- [ACTIVITY]:
Report only the number of lines in the following entries where the word "HRVATSKA" occurs.

══ DATA

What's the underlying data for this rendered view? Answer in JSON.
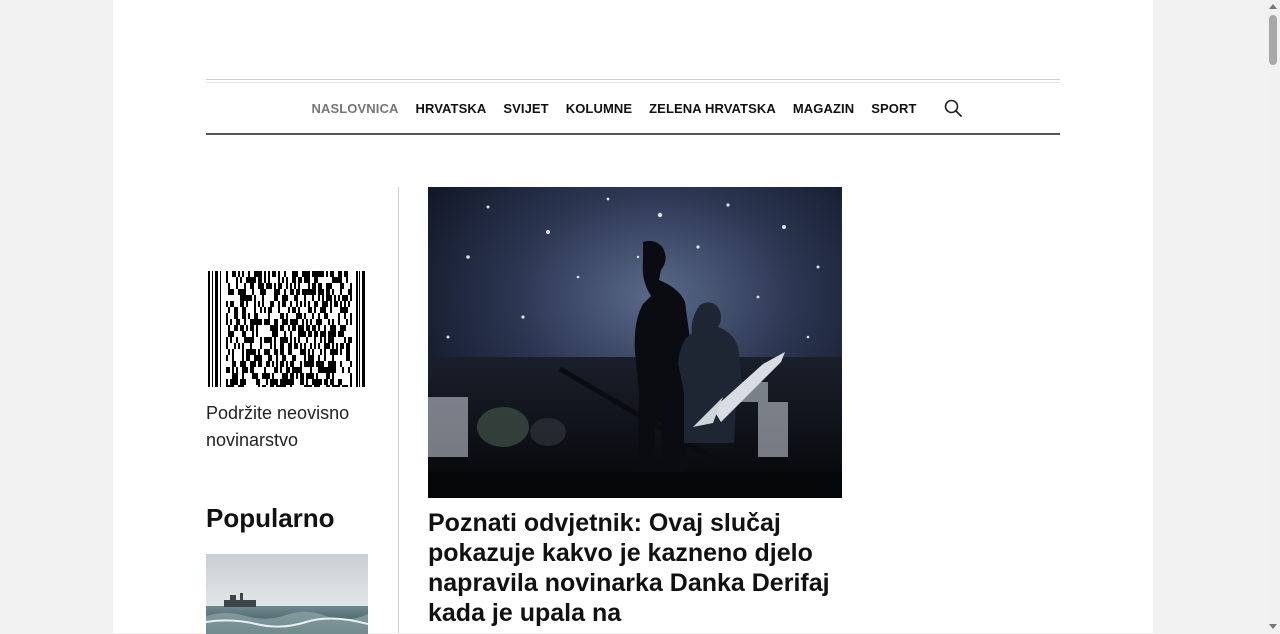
{
  "nav": {
    "items": [
      {
        "label": "NASLOVNICA",
        "active": true
      },
      {
        "label": "HRVATSKA",
        "active": false
      },
      {
        "label": "SVIJET",
        "active": false
      },
      {
        "label": "KOLUMNE",
        "active": false
      },
      {
        "label": "ZELENA HRVATSKA",
        "active": false
      },
      {
        "label": "MAGAZIN",
        "active": false
      },
      {
        "label": "SPORT",
        "active": false
      }
    ],
    "search_icon": "search-icon"
  },
  "sidebar": {
    "support_text": "Podržite neovisno novinarstvo",
    "popular_title": "Popularno"
  },
  "article": {
    "headline": "Poznati odvjetnik: Ovaj slučaj pokazuje kakvo je kazneno djelo napravila novinarka Danka Derifaj kada je upala na"
  },
  "colors": {
    "nav_active": "#777777",
    "nav_text": "#111111",
    "page_bg": "#f2f2f2"
  }
}
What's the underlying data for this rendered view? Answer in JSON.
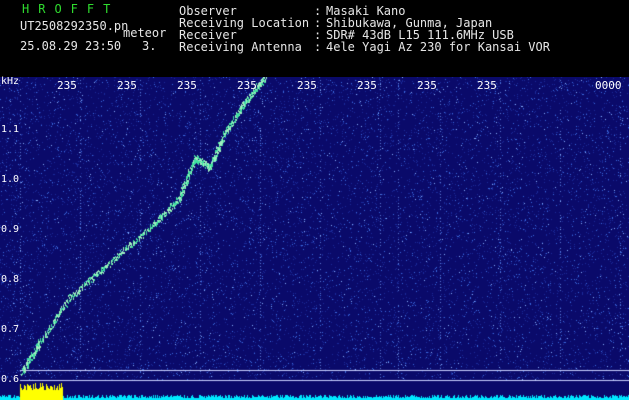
{
  "header": {
    "brand": "HROFFT",
    "filename": "UT2508292350.pn",
    "mode": "meteor",
    "datetime": "25.08.29 23:50",
    "count": "3.",
    "rows": [
      {
        "key": "Observer",
        "value": "Masaki Kano"
      },
      {
        "key": "Receiving Location",
        "value": "Shibukawa, Gunma, Japan"
      },
      {
        "key": "Receiver",
        "value": "SDR# 43dB L15 111.6MHz USB"
      },
      {
        "key": "Receiving Antenna",
        "value": "4ele Yagi Az 230 for Kansai VOR"
      }
    ],
    "separator": ":"
  },
  "spectrogram": {
    "unit": "kHz",
    "y_ticks": [
      "1.1",
      "1.0",
      "0.9",
      "0.8",
      "0.7",
      "0.6"
    ],
    "x_ticks": [
      "235",
      "235",
      "235",
      "235",
      "235",
      "235",
      "235",
      "235",
      "0000"
    ],
    "colors": {
      "background": "#0a0a6a",
      "noise_low": "#1a2a9a",
      "noise_high": "#3a6ae0",
      "echo": "#9ff0c0",
      "gridline": "#c8d0ff",
      "trace_yellow": "#ffff00",
      "trace_cyan": "#00e8ff"
    }
  }
}
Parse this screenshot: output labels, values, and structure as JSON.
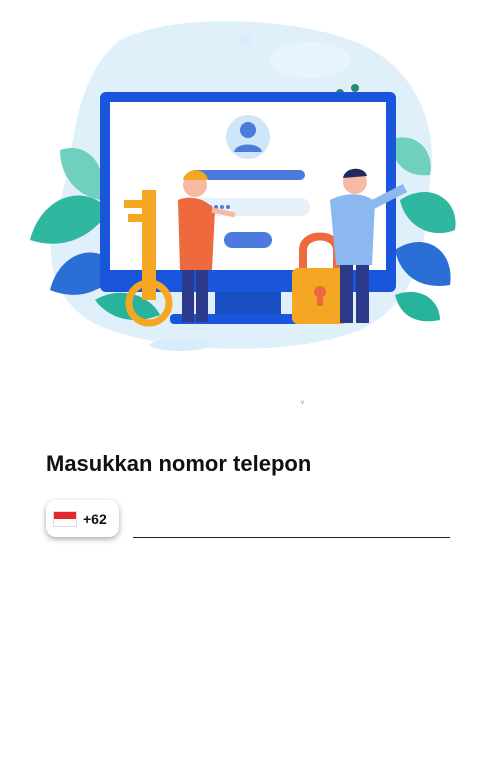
{
  "illustration": {
    "name": "login-illustration"
  },
  "tiny_mark": "ᵛ",
  "title": "Masukkan nomor telepon",
  "phone": {
    "country_flag": "indonesia-flag-icon",
    "country_code": "+62",
    "value": "",
    "placeholder": ""
  },
  "colors": {
    "monitor_blue": "#1a56db",
    "blob_light": "#dff0fb",
    "accent_orange": "#f5a623",
    "flag_red": "#e3262f"
  }
}
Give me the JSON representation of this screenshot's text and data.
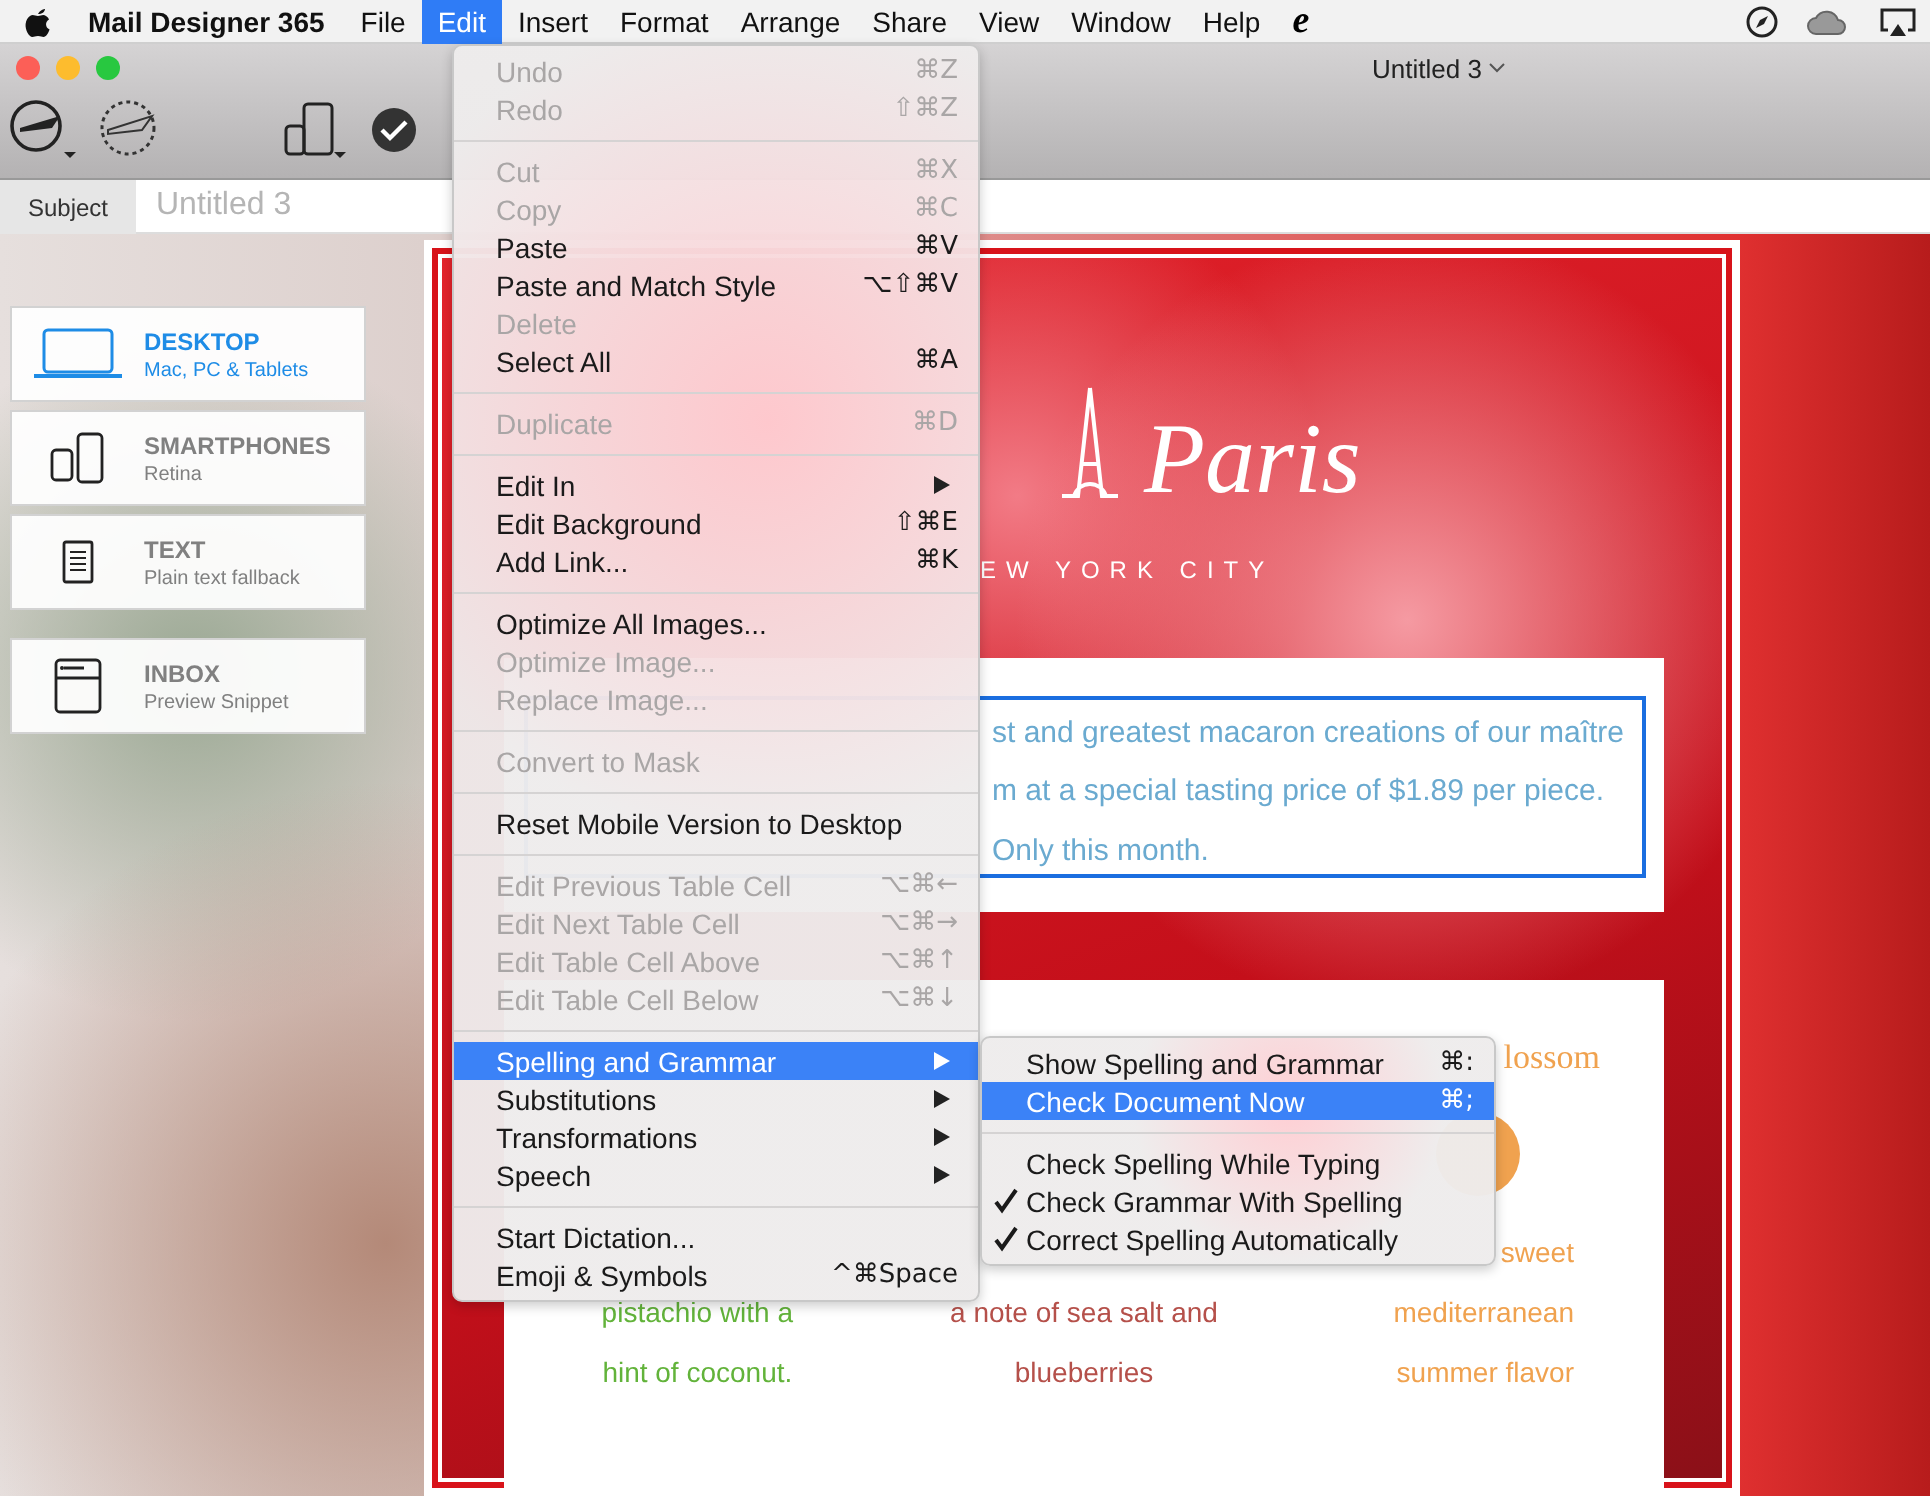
{
  "menubar": {
    "app_name": "Mail Designer 365",
    "menus": [
      {
        "label": "File",
        "selected": false
      },
      {
        "label": "Edit",
        "selected": true
      },
      {
        "label": "Insert",
        "selected": false
      },
      {
        "label": "Format",
        "selected": false
      },
      {
        "label": "Arrange",
        "selected": false
      },
      {
        "label": "Share",
        "selected": false
      },
      {
        "label": "View",
        "selected": false
      },
      {
        "label": "Window",
        "selected": false
      },
      {
        "label": "Help",
        "selected": false
      }
    ],
    "extra": "e"
  },
  "window": {
    "title": "Untitled 3"
  },
  "subject": {
    "label": "Subject",
    "placeholder": "Untitled 3"
  },
  "devices": [
    {
      "title": "DESKTOP",
      "subtitle": "Mac, PC & Tablets",
      "kind": "laptop",
      "selected": true
    },
    {
      "title": "SMARTPHONES",
      "subtitle": "Retina",
      "kind": "phone",
      "selected": false
    },
    {
      "title": "TEXT",
      "subtitle": "Plain text fallback",
      "kind": "text",
      "selected": false
    },
    {
      "title": "INBOX",
      "subtitle": "Preview Snippet",
      "kind": "inbox",
      "selected": false
    }
  ],
  "email": {
    "logo": "Paris",
    "tagline": "EW YORK CITY",
    "text_lines": [
      "st and greatest macaron creations of our maître",
      "m at a special tasting price of $1.89 per piece.",
      "Only this month."
    ],
    "products": [
      {
        "color": "#62b33a",
        "description": [
          "pistachio with a",
          "hint of coconut."
        ]
      },
      {
        "color": "#b5504a",
        "description": [
          "a note of sea salt and",
          "blueberries"
        ]
      },
      {
        "color": "#f0a24f",
        "title": "lossom",
        "description": [
          "sweet",
          "mediterranean",
          "summer flavor"
        ]
      }
    ]
  },
  "edit_menu": [
    {
      "kind": "item",
      "label": "Undo",
      "shortcut": "⌘Z",
      "disabled": true,
      "submenu": false,
      "selected": false
    },
    {
      "kind": "item",
      "label": "Redo",
      "shortcut": "⇧⌘Z",
      "disabled": true,
      "submenu": false,
      "selected": false
    },
    {
      "kind": "separator"
    },
    {
      "kind": "item",
      "label": "Cut",
      "shortcut": "⌘X",
      "disabled": true,
      "submenu": false,
      "selected": false
    },
    {
      "kind": "item",
      "label": "Copy",
      "shortcut": "⌘C",
      "disabled": true,
      "submenu": false,
      "selected": false
    },
    {
      "kind": "item",
      "label": "Paste",
      "shortcut": "⌘V",
      "disabled": false,
      "submenu": false,
      "selected": false
    },
    {
      "kind": "item",
      "label": "Paste and Match Style",
      "shortcut": "⌥⇧⌘V",
      "disabled": false,
      "submenu": false,
      "selected": false
    },
    {
      "kind": "item",
      "label": "Delete",
      "disabled": true,
      "submenu": false,
      "selected": false
    },
    {
      "kind": "item",
      "label": "Select All",
      "shortcut": "⌘A",
      "disabled": false,
      "submenu": false,
      "selected": false
    },
    {
      "kind": "separator"
    },
    {
      "kind": "item",
      "label": "Duplicate",
      "shortcut": "⌘D",
      "disabled": true,
      "submenu": false,
      "selected": false
    },
    {
      "kind": "separator"
    },
    {
      "kind": "item",
      "label": "Edit In",
      "disabled": false,
      "submenu": true,
      "selected": false
    },
    {
      "kind": "item",
      "label": "Edit Background",
      "shortcut": "⇧⌘E",
      "disabled": false,
      "submenu": false,
      "selected": false
    },
    {
      "kind": "item",
      "label": "Add Link...",
      "shortcut": "⌘K",
      "disabled": false,
      "submenu": false,
      "selected": false
    },
    {
      "kind": "separator"
    },
    {
      "kind": "item",
      "label": "Optimize All Images...",
      "disabled": false,
      "submenu": false,
      "selected": false
    },
    {
      "kind": "item",
      "label": "Optimize Image...",
      "disabled": true,
      "submenu": false,
      "selected": false
    },
    {
      "kind": "item",
      "label": "Replace Image...",
      "disabled": true,
      "submenu": false,
      "selected": false
    },
    {
      "kind": "separator"
    },
    {
      "kind": "item",
      "label": "Convert to Mask",
      "disabled": true,
      "submenu": false,
      "selected": false
    },
    {
      "kind": "separator"
    },
    {
      "kind": "item",
      "label": "Reset Mobile Version to Desktop",
      "disabled": false,
      "submenu": false,
      "selected": false
    },
    {
      "kind": "separator"
    },
    {
      "kind": "item",
      "label": "Edit Previous Table Cell",
      "shortcut": "⌥⌘←",
      "disabled": true,
      "submenu": false,
      "selected": false
    },
    {
      "kind": "item",
      "label": "Edit Next Table Cell",
      "shortcut": "⌥⌘→",
      "disabled": true,
      "submenu": false,
      "selected": false
    },
    {
      "kind": "item",
      "label": "Edit Table Cell Above",
      "shortcut": "⌥⌘↑",
      "disabled": true,
      "submenu": false,
      "selected": false
    },
    {
      "kind": "item",
      "label": "Edit Table Cell Below",
      "shortcut": "⌥⌘↓",
      "disabled": true,
      "submenu": false,
      "selected": false
    },
    {
      "kind": "separator"
    },
    {
      "kind": "item",
      "label": "Spelling and Grammar",
      "disabled": false,
      "submenu": true,
      "selected": true
    },
    {
      "kind": "item",
      "label": "Substitutions",
      "disabled": false,
      "submenu": true,
      "selected": false
    },
    {
      "kind": "item",
      "label": "Transformations",
      "disabled": false,
      "submenu": true,
      "selected": false
    },
    {
      "kind": "item",
      "label": "Speech",
      "disabled": false,
      "submenu": true,
      "selected": false
    },
    {
      "kind": "separator"
    },
    {
      "kind": "item",
      "label": "Start Dictation...",
      "disabled": false,
      "submenu": false,
      "selected": false
    },
    {
      "kind": "item",
      "label": "Emoji & Symbols",
      "shortcut": "^⌘Space",
      "disabled": false,
      "submenu": false,
      "selected": false
    }
  ],
  "spelling_submenu": [
    {
      "kind": "item",
      "label": "Show Spelling and Grammar",
      "shortcut": "⌘:",
      "checked": false,
      "selected": false
    },
    {
      "kind": "item",
      "label": "Check Document Now",
      "shortcut": "⌘;",
      "checked": false,
      "selected": true
    },
    {
      "kind": "separator"
    },
    {
      "kind": "item",
      "label": "Check Spelling While Typing",
      "checked": false,
      "selected": false
    },
    {
      "kind": "item",
      "label": "Check Grammar With Spelling",
      "checked": true,
      "selected": false
    },
    {
      "kind": "item",
      "label": "Correct Spelling Automatically",
      "checked": true,
      "selected": false
    }
  ]
}
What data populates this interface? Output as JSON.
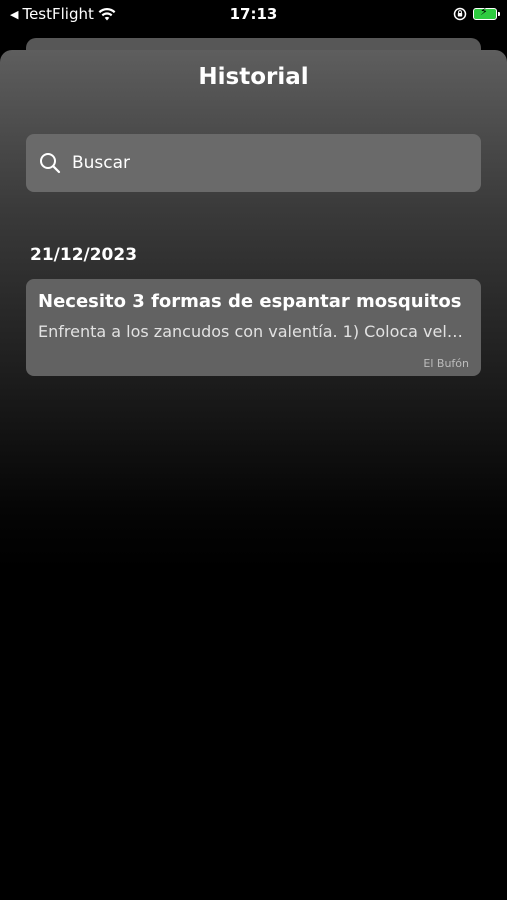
{
  "status_bar": {
    "back_app": "TestFlight",
    "time": "17:13"
  },
  "sheet": {
    "title": "Historial"
  },
  "search": {
    "placeholder": "Buscar"
  },
  "history": {
    "groups": [
      {
        "date": "21/12/2023",
        "items": [
          {
            "title": "Necesito 3 formas de espantar mosquitos",
            "preview": "Enfrenta a los zancudos con valentía. 1) Coloca velas...",
            "author": "El Bufón"
          }
        ]
      }
    ]
  },
  "colors": {
    "battery": "#2ecc40",
    "card": "#626262",
    "search_bg": "#6a6a6a"
  }
}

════

- [ANSWER BELOW]:
2